—Soffinova’s Kabakoff draws a distinction between the process that is intended to lead to an M&A deal, such as Baltera’s sale of Almira, and the series of drug development partnerships that Gorman has been doing at Neurocrine. In contrast to the closure that a sale brings, Kabakoff says the partners in a drug development collaboration usually have to work together for a long time, so the negotiations require attention to many details and elements of the partnership, how the two companies will work together, and what each will get for their efforts. “We just did a partnership between Trius Therapeutics (NASDAQ: TSRX) and Bayer, and both parties are going to spend a ton of money, and both parties are going to share certain responsibilities…and managing that relationship is much more than that management team anticipated.”
—Partnerships often lead to acquisitions, but Latham’s Wehrli says that doesn’t mean they’re equivalent. While there can be little difference between “renting” and “buying” a company in this economy, Wehrli says, “What I always counsel clients is that if you’re going to negotiate a partnering deal and a M&A transaction at the same time, you’re going to cannibalize both.”
—Another potential pitfall lies with venture backers who push early stage biotechs into premature partnership deals. Ulrich says VCs often want to “offload their development costs and seek third-party validation to help justify the [lower] valuation in a down round.” Johnson agrees, saying, “They get tired of putting money into these companies, and they start having these discussions about partnering, and of course the biotech CEO goes for that.”

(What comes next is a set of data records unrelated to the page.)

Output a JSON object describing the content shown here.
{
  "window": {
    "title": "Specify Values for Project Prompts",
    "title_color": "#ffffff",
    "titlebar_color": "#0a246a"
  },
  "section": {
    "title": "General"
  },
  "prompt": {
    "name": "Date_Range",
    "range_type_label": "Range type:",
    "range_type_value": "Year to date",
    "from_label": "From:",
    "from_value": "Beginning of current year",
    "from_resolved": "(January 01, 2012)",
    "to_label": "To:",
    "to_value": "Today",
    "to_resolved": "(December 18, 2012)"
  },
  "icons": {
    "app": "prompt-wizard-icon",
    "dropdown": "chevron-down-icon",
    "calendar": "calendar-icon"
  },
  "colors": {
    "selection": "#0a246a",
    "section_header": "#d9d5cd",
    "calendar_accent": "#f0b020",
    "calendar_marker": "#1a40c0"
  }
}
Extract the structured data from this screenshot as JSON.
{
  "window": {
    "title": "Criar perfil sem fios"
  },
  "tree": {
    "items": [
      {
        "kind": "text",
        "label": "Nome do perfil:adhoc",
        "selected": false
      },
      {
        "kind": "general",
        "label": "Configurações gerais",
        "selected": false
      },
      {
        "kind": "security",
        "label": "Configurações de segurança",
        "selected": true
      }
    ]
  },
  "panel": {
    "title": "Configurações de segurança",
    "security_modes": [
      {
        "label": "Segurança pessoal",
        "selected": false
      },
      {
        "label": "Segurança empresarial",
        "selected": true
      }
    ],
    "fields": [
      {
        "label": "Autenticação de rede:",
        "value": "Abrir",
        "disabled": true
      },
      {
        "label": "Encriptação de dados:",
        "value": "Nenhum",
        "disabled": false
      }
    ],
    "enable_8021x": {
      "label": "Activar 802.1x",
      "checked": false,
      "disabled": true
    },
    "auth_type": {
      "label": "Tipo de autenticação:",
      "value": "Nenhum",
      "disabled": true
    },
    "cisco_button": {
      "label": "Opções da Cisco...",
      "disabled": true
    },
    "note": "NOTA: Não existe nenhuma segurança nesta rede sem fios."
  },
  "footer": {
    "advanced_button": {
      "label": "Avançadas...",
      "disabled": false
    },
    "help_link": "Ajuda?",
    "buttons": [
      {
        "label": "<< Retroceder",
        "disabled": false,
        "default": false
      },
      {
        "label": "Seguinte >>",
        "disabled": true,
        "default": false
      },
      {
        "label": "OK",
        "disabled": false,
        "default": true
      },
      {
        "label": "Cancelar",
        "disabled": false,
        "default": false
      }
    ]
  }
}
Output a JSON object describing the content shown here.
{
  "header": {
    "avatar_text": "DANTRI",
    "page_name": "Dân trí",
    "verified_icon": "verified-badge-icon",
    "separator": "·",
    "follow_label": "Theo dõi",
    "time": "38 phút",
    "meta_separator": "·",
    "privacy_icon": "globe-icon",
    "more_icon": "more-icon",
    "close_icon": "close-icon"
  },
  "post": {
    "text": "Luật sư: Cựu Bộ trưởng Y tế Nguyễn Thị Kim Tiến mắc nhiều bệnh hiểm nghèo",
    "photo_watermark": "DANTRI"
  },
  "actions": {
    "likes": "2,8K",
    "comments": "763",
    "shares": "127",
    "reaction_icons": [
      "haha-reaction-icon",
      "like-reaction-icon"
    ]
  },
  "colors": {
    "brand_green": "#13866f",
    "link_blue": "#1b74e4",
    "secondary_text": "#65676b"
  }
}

—In short, as Neurocrine’s Gorman puts it, “You have to be smart from the beginning, but you can’t foresee everything. When we decided to focus on women’s health, we saw Wyeth as a natural partner. But by the time we got there, Wyeth was no longer a women’s health company. In fact, it didn’t even exist any more.”
Somehow, Neurocrine still managed to reach a deal with Abbott Laboratories that was valued in 2010 as high as $575 million for global rights to Neurocrine’s experimental drug for endometriosis, a painful condition in which uterine tissue grows outside the womb.